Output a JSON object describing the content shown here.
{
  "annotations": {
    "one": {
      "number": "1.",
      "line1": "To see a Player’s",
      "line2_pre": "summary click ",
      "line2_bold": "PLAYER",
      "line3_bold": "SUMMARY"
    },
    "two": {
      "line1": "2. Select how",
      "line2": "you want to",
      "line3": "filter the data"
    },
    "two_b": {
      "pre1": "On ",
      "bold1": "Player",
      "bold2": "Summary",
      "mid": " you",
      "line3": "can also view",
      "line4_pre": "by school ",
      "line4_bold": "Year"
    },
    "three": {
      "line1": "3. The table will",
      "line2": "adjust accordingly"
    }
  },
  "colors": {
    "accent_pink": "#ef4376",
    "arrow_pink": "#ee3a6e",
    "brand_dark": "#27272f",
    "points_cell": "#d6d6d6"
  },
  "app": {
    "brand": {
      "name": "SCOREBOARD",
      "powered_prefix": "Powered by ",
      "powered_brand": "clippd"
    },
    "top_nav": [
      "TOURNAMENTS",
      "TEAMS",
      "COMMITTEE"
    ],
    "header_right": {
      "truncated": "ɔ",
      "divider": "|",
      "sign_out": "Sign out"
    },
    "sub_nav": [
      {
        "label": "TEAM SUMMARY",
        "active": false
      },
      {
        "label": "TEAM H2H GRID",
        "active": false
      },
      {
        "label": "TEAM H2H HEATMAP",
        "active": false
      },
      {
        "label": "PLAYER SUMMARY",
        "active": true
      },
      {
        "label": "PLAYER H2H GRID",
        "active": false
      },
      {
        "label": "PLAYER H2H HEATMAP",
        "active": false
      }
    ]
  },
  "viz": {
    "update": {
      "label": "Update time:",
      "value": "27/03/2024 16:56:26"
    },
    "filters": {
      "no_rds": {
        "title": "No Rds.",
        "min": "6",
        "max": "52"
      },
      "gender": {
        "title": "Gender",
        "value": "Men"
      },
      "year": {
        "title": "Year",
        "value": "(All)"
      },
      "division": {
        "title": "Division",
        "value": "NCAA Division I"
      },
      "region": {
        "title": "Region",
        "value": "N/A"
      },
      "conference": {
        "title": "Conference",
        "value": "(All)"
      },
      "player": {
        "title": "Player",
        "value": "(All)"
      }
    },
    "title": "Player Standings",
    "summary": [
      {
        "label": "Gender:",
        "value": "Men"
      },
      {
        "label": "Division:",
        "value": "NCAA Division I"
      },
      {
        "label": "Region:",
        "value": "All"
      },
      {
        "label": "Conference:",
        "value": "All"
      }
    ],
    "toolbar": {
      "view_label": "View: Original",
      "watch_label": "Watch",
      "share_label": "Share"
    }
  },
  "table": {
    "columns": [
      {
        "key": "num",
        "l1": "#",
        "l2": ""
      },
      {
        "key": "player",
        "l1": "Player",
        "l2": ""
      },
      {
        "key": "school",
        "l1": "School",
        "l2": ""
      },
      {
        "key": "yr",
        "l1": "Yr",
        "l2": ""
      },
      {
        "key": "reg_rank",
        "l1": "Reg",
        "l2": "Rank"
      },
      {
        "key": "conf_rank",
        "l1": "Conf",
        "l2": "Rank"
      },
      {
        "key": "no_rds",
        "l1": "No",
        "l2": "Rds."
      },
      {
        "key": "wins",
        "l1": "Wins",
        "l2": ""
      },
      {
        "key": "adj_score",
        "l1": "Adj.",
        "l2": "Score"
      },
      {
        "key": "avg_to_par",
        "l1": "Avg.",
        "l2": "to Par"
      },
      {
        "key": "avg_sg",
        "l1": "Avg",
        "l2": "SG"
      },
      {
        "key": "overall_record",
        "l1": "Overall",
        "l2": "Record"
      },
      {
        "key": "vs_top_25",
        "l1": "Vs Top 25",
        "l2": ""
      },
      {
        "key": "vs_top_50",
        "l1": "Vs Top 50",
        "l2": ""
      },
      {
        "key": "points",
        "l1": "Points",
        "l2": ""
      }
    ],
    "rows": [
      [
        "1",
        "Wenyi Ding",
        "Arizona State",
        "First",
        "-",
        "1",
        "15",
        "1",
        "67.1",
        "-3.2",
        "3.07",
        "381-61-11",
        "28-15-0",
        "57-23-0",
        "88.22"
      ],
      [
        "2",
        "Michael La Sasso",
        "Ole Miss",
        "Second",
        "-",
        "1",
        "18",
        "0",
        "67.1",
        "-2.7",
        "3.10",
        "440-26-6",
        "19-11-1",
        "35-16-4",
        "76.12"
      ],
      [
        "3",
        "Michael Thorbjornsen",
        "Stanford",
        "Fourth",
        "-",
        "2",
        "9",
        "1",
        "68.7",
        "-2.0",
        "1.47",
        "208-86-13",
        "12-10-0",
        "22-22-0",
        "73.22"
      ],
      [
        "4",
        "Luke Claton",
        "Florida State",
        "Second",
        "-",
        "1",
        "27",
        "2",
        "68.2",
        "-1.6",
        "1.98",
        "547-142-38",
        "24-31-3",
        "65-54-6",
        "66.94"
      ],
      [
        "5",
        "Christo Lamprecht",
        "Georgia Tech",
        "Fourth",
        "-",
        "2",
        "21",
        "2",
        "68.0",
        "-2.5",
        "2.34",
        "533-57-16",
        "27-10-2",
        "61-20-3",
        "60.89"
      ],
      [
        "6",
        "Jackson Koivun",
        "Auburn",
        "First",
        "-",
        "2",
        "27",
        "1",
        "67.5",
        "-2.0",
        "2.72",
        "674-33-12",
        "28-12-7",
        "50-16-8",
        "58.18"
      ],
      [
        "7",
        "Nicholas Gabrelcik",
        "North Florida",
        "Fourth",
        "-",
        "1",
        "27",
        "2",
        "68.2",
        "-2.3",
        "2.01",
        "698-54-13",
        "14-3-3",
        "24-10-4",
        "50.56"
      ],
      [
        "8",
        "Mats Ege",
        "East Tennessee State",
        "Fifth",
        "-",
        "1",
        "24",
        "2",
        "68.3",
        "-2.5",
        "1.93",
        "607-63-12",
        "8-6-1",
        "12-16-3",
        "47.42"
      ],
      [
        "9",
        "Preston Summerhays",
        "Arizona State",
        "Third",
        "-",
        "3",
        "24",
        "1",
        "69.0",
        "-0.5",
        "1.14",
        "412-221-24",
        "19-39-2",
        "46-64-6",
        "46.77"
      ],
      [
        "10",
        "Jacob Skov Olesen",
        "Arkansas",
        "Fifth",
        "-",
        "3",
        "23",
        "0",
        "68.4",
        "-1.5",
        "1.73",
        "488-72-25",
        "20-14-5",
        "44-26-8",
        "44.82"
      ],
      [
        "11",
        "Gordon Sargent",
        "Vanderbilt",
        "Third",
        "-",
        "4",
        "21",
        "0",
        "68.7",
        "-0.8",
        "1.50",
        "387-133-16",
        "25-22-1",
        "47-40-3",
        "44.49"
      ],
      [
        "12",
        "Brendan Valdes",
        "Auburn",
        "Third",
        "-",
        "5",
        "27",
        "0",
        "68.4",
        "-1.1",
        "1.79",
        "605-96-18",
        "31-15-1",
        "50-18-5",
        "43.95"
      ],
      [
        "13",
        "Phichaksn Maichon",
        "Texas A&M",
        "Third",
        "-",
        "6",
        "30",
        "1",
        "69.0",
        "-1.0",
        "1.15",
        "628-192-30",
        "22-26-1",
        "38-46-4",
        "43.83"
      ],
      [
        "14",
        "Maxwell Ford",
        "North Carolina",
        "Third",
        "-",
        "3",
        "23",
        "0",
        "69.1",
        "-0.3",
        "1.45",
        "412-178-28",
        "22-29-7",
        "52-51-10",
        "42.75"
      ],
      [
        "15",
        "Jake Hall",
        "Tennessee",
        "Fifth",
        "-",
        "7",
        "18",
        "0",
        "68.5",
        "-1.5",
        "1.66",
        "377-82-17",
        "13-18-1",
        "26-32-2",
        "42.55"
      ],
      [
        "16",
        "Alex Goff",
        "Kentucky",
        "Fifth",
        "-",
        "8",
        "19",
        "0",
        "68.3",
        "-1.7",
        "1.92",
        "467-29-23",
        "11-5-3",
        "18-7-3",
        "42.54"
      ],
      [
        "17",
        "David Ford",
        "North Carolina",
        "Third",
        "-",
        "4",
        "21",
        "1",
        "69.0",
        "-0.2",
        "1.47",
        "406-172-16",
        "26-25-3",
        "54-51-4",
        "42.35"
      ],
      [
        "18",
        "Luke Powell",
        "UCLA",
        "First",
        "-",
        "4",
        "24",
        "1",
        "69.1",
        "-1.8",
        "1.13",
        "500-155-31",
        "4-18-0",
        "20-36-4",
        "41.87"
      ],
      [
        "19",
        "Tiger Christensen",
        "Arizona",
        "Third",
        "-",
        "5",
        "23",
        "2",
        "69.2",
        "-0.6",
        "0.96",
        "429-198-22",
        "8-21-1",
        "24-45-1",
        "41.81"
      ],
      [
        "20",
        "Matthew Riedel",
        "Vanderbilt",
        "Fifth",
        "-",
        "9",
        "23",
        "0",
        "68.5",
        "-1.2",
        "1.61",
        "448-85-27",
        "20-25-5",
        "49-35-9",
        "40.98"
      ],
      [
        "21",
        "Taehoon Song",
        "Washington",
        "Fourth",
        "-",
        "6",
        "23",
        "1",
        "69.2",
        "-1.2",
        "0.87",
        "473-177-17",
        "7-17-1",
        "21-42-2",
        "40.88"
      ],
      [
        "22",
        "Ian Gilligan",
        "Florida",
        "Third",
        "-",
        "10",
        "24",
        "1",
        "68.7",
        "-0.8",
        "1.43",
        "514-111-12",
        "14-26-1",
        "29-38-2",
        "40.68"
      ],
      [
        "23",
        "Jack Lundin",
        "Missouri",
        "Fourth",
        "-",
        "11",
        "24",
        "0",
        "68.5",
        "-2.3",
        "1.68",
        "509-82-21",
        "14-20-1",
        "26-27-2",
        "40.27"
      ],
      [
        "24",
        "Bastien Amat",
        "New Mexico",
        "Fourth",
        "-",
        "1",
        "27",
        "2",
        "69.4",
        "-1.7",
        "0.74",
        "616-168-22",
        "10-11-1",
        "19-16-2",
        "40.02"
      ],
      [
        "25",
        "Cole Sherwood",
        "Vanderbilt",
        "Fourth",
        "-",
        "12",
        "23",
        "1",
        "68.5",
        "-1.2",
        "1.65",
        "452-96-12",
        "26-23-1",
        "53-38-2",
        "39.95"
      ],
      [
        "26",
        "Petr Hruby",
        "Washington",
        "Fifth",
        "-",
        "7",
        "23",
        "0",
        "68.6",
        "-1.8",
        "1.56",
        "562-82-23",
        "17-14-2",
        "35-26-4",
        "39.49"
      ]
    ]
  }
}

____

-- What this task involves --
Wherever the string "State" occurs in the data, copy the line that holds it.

-- Response box --
        "Arizona State",
        "Florida State",
        "East Tennessee State",
        "Arizona State",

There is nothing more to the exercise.